National Champion: Statoil and Equinor since 2001
Marking the 50th anniversary of Norwegian energy company Equinor, lecturer and business historian Marten Boon recently published a book on the company’s history. Following the Russian invasion in Ukraine and the subsequent shuttering of Russian gas supplies, Equinor has recently become Europe’s largest supplier of natural gas, placing the company centre stage in Europe’s ongoing energy crisis.
‘National Champion’ is the result of an Equinor commissioned research project that was conducted at the University of Oslo between 2016 and 2022. In the book, Boon describes Equinor’s history over the past 20 years. Norwegian historian Eivind Thomassen authored a separate volume on the company’s history between 1972 and 2000.
Coming to terms with climate change
Boon shows how and why traditional oil and gas companies struggle to come to terms with climate change. In the past twenty years, Equinor first attempted to become a global oil and gas giant, investing heavily in controversial oil sands and shale projects in North America.
Mounting criticism over the oil industry’s response to climate change, however, forced Equinor to adapt its business model, which caused a decade of internal strife about why, when and how to become a greener company.
Equinor’s internal struggle mirrors the paradox that Norway finds itself in today. Having grown fabulously prosperous from oil and gas, the country has been struggling to reconcile its carbon-based prosperity with its political ambition as a leading nation for sustainable development and climate action.
By billing itself as the cleanest oil and gas producer on the globe, Norway hopes to extend its oil and gas production as long as possible, despite leading energy institutions calling for a global moratorium on oil and gas exploration to keep global warming at or below 1.5 degrees Celsius.
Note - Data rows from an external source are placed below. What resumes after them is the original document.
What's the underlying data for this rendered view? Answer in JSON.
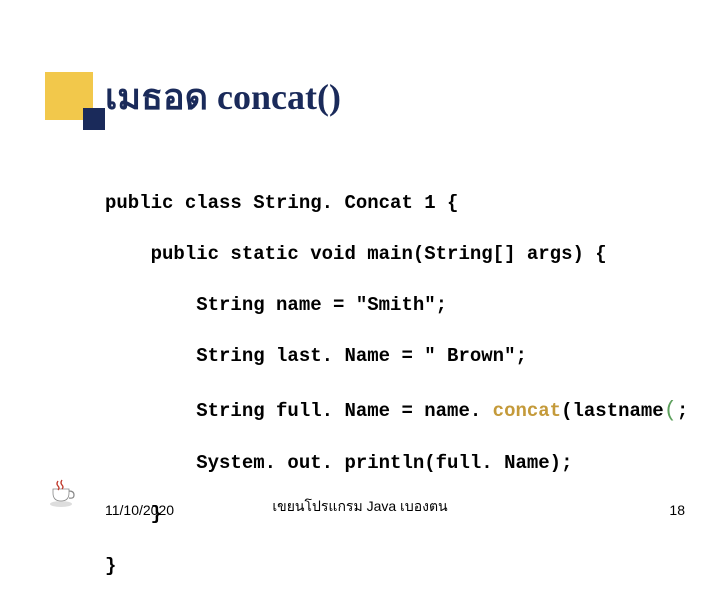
{
  "title": "เมธอด concat()",
  "code": {
    "l1a": "public class String. Concat 1 {",
    "l2a": "    public static void main(String[] args) {",
    "l3a": "        String name = \"Smith\";",
    "l4a": "        String last. Name = \" Brown\";",
    "l5a": "        String full. Name = name. ",
    "l5b": "concat",
    "l5c": "(lastname",
    "l5d": "(",
    "l5e": ";",
    "l6a": "        System. out. println(full. Name);",
    "l7a": "    }",
    "l8a": "}"
  },
  "footer": {
    "date": "11/10/2020",
    "center": "เขยนโปรแกรม   Java เบองตน",
    "page": "18"
  }
}
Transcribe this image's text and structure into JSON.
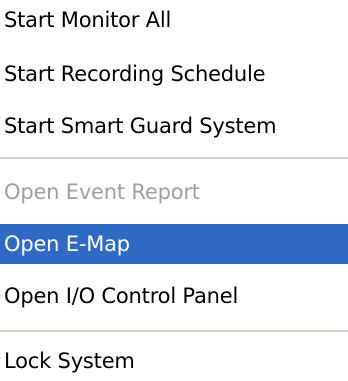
{
  "menu": {
    "items": [
      {
        "label": "Start Monitor All",
        "state": "normal"
      },
      {
        "label": "Start Recording Schedule",
        "state": "normal"
      },
      {
        "label": "Start Smart Guard System",
        "state": "normal"
      },
      {
        "label": "Open Event Report",
        "state": "disabled"
      },
      {
        "label": "Open E-Map",
        "state": "selected"
      },
      {
        "label": "Open I/O Control Panel",
        "state": "normal"
      },
      {
        "label": "Lock System",
        "state": "normal"
      }
    ]
  },
  "colors": {
    "selected_background": "#316ac5",
    "selected_text": "#ffffff",
    "disabled_text": "#a0a29a",
    "separator": "#d6d3c9"
  }
}
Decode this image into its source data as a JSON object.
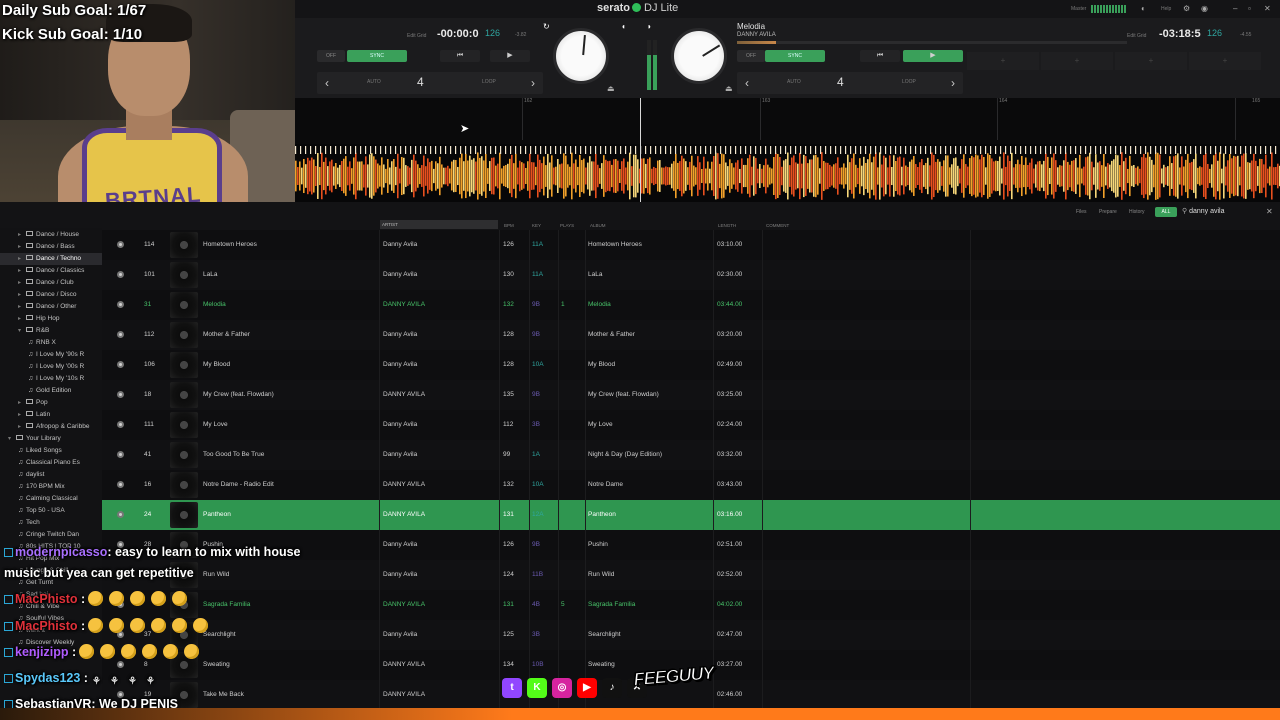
{
  "overlay": {
    "daily_goal": "Daily Sub Goal: 1/67",
    "kick_goal": "Kick Sub Goal: 1/10",
    "jersey_text": "BRTNAL"
  },
  "app": {
    "logo": "serato",
    "logo_suffix": "DJ Lite",
    "master_label": "Master",
    "help_label": "Help",
    "window_controls": [
      "minimize-icon",
      "maximize-icon",
      "close-icon"
    ]
  },
  "deck_a": {
    "edit_grid": "Edit Grid",
    "time": "-00:00:0",
    "bpm": "126",
    "bpm_offset": "-3.82",
    "off_label": "OFF",
    "sync_label": "SYNC",
    "auto_label": "AUTO",
    "loop_value": "4",
    "loop_label": "LOOP"
  },
  "deck_b": {
    "title": "Melodia",
    "artist": "DANNY AVILA",
    "edit_grid": "Edit Grid",
    "time": "-03:18:5",
    "bpm": "126",
    "bpm_offset": "-4.55",
    "off_label": "OFF",
    "sync_label": "SYNC",
    "auto_label": "AUTO",
    "loop_value": "4",
    "loop_label": "LOOP",
    "progress": 0.1,
    "hotcues": [
      "+",
      "+",
      "+",
      "+"
    ]
  },
  "overview": {
    "bar_markers": [
      "162",
      "163",
      "164",
      "165"
    ]
  },
  "browser": {
    "columns": {
      "artist": "ARTIST",
      "bpm": "BPM",
      "key": "KEY",
      "plays": "PLAYS",
      "album": "ALBUM",
      "length": "LENGTH",
      "comment": "COMMENT"
    },
    "tabs": {
      "files": "Files",
      "prepare": "Prepare",
      "history": "History",
      "all": "ALL"
    },
    "search_value": "danny avila"
  },
  "sidebar": {
    "items": [
      {
        "label": "Dance / House",
        "type": "folder",
        "indent": 1
      },
      {
        "label": "Dance / Bass",
        "type": "folder",
        "indent": 1
      },
      {
        "label": "Dance / Techno",
        "type": "folder",
        "indent": 1,
        "selected": true
      },
      {
        "label": "Dance / Classics",
        "type": "folder",
        "indent": 1
      },
      {
        "label": "Dance / Club",
        "type": "folder",
        "indent": 1
      },
      {
        "label": "Dance / Disco",
        "type": "folder",
        "indent": 1
      },
      {
        "label": "Dance / Other",
        "type": "folder",
        "indent": 1
      },
      {
        "label": "Hip Hop",
        "type": "folder",
        "indent": 1
      },
      {
        "label": "R&B",
        "type": "folder",
        "indent": 1,
        "open": true
      },
      {
        "label": "RNB X",
        "type": "playlist",
        "indent": 2
      },
      {
        "label": "I Love My '90s R",
        "type": "playlist",
        "indent": 2
      },
      {
        "label": "I Love My '00s R",
        "type": "playlist",
        "indent": 2
      },
      {
        "label": "I Love My '10s R",
        "type": "playlist",
        "indent": 2
      },
      {
        "label": "Gold Edition",
        "type": "playlist",
        "indent": 2
      },
      {
        "label": "Pop",
        "type": "folder",
        "indent": 1
      },
      {
        "label": "Latin",
        "type": "folder",
        "indent": 1
      },
      {
        "label": "Afropop & Caribbe",
        "type": "folder",
        "indent": 1
      },
      {
        "label": "Your Library",
        "type": "folder",
        "indent": 0,
        "open": true
      },
      {
        "label": "Liked Songs",
        "type": "playlist",
        "indent": 1
      },
      {
        "label": "Classical Piano Es",
        "type": "playlist",
        "indent": 1
      },
      {
        "label": "daylist",
        "type": "playlist",
        "indent": 1
      },
      {
        "label": "170 BPM Mix",
        "type": "playlist",
        "indent": 1
      },
      {
        "label": "Calming Classical",
        "type": "playlist",
        "indent": 1
      },
      {
        "label": "Top 50 - USA",
        "type": "playlist",
        "indent": 1
      },
      {
        "label": "Tech",
        "type": "playlist",
        "indent": 1
      },
      {
        "label": "Cringe Twitch Dan",
        "type": "playlist",
        "indent": 1
      },
      {
        "label": "80s HITS | TOP 10",
        "type": "playlist",
        "indent": 1
      },
      {
        "label": "Hit Pop Mix",
        "type": "playlist",
        "indent": 1
      },
      {
        "label": "Lounge & Chill",
        "type": "playlist",
        "indent": 1
      },
      {
        "label": "Get Turnt",
        "type": "playlist",
        "indent": 1
      },
      {
        "label": "Sad boi",
        "type": "playlist",
        "indent": 1
      },
      {
        "label": "Chill & Vibe",
        "type": "playlist",
        "indent": 1
      },
      {
        "label": "Soulful Vibes",
        "type": "playlist",
        "indent": 1
      },
      {
        "label": "werk it",
        "type": "playlist",
        "indent": 1
      },
      {
        "label": "Discover Weekly",
        "type": "playlist",
        "indent": 1
      },
      {
        "label": "Starred",
        "type": "playlist",
        "indent": 1
      }
    ]
  },
  "tracks": [
    {
      "num": "114",
      "title": "Hometown Heroes",
      "artist": "Danny Avila",
      "bpm": "126",
      "key": "11A",
      "plays": "",
      "album": "Hometown Heroes",
      "length": "03:10.00"
    },
    {
      "num": "101",
      "title": "LaLa",
      "artist": "Danny Avila",
      "bpm": "130",
      "key": "11A",
      "plays": "",
      "album": "LaLa",
      "length": "02:30.00"
    },
    {
      "num": "31",
      "title": "Melodia",
      "artist": "DANNY AVILA",
      "bpm": "132",
      "key": "9B",
      "plays": "1",
      "album": "Melodia",
      "length": "03:44.00",
      "state": "playing"
    },
    {
      "num": "112",
      "title": "Mother & Father",
      "artist": "Danny Avila",
      "bpm": "128",
      "key": "9B",
      "plays": "",
      "album": "Mother & Father",
      "length": "03:20.00"
    },
    {
      "num": "106",
      "title": "My Blood",
      "artist": "Danny Avila",
      "bpm": "128",
      "key": "10A",
      "plays": "",
      "album": "My Blood",
      "length": "02:49.00"
    },
    {
      "num": "18",
      "title": "My Crew (feat. Flowdan)",
      "artist": "DANNY AVILA",
      "bpm": "135",
      "key": "9B",
      "plays": "",
      "album": "My Crew (feat. Flowdan)",
      "length": "03:25.00"
    },
    {
      "num": "111",
      "title": "My Love",
      "artist": "Danny Avila",
      "bpm": "112",
      "key": "3B",
      "plays": "",
      "album": "My Love",
      "length": "02:24.00"
    },
    {
      "num": "41",
      "title": "Too Good To Be True",
      "artist": "Danny Avila",
      "bpm": "99",
      "key": "1A",
      "plays": "",
      "album": "Night & Day (Day Edition)",
      "length": "03:32.00"
    },
    {
      "num": "16",
      "title": "Notre Dame - Radio Edit",
      "artist": "DANNY AVILA",
      "bpm": "132",
      "key": "10A",
      "plays": "",
      "album": "Notre Dame",
      "length": "03:43.00"
    },
    {
      "num": "24",
      "title": "Pantheon",
      "artist": "DANNY AVILA",
      "bpm": "131",
      "key": "12A",
      "plays": "",
      "album": "Pantheon",
      "length": "03:16.00",
      "state": "selected"
    },
    {
      "num": "28",
      "title": "Pushin",
      "artist": "Danny Avila",
      "bpm": "126",
      "key": "9B",
      "plays": "",
      "album": "Pushin",
      "length": "02:51.00"
    },
    {
      "num": "",
      "title": "Run Wild",
      "artist": "Danny Avila",
      "bpm": "124",
      "key": "11B",
      "plays": "",
      "album": "Run Wild",
      "length": "02:52.00"
    },
    {
      "num": "",
      "title": "Sagrada Familia",
      "artist": "DANNY AVILA",
      "bpm": "131",
      "key": "4B",
      "plays": "5",
      "album": "Sagrada Familia",
      "length": "04:02.00",
      "state": "playing"
    },
    {
      "num": "37",
      "title": "Searchlight",
      "artist": "Danny Avila",
      "bpm": "125",
      "key": "3B",
      "plays": "",
      "album": "Searchlight",
      "length": "02:47.00"
    },
    {
      "num": "8",
      "title": "Sweating",
      "artist": "DANNY AVILA",
      "bpm": "134",
      "key": "10B",
      "plays": "",
      "album": "Sweating",
      "length": "03:27.00"
    },
    {
      "num": "19",
      "title": "Take Me Back",
      "artist": "DANNY AVILA",
      "bpm": "",
      "key": "",
      "plays": "",
      "album": "",
      "length": "02:46.00"
    }
  ],
  "chat": [
    {
      "user": "modernpicasso",
      "user_color": "#a970ff",
      "text": ": easy to learn to mix with house",
      "emotes": 0
    },
    {
      "user": "",
      "user_color": "#ffffff",
      "text": "music but yea can get repetitive",
      "emotes": 0
    },
    {
      "user": "MacPhisto",
      "user_color": "#e0313a",
      "text": " :",
      "emotes": 5
    },
    {
      "user": "MacPhisto",
      "user_color": "#e0313a",
      "text": " :",
      "emotes": 6
    },
    {
      "user": "kenjizipp",
      "user_color": "#b05cff",
      "text": " :",
      "emotes": 6
    },
    {
      "user": "Spydas123",
      "user_color": "#5ac8fa",
      "text": " :",
      "emotes": 0,
      "sticks": 4
    },
    {
      "user": "SebastianVR",
      "user_color": "#ffffff",
      "text": ": We     DJ PENIS",
      "emotes": 0
    }
  ],
  "socials": [
    {
      "icon": "twitch-icon",
      "color": "#9146ff",
      "glyph": "t"
    },
    {
      "icon": "kick-icon",
      "color": "#53fc18",
      "glyph": "K"
    },
    {
      "icon": "instagram-icon",
      "color": "#d6249f",
      "glyph": "◎"
    },
    {
      "icon": "youtube-icon",
      "color": "#ff0000",
      "glyph": "▶"
    },
    {
      "icon": "tiktok-icon",
      "color": "#111111",
      "glyph": "♪"
    },
    {
      "icon": "x-icon",
      "color": "#111111",
      "glyph": "✕"
    }
  ],
  "brand_tag": "FEEGUUY"
}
Equinor has pursued a similar strategy, Boon concludes. Under the guise of a growing renewable energy business, the company has no intention to scale down its oil and gas activities.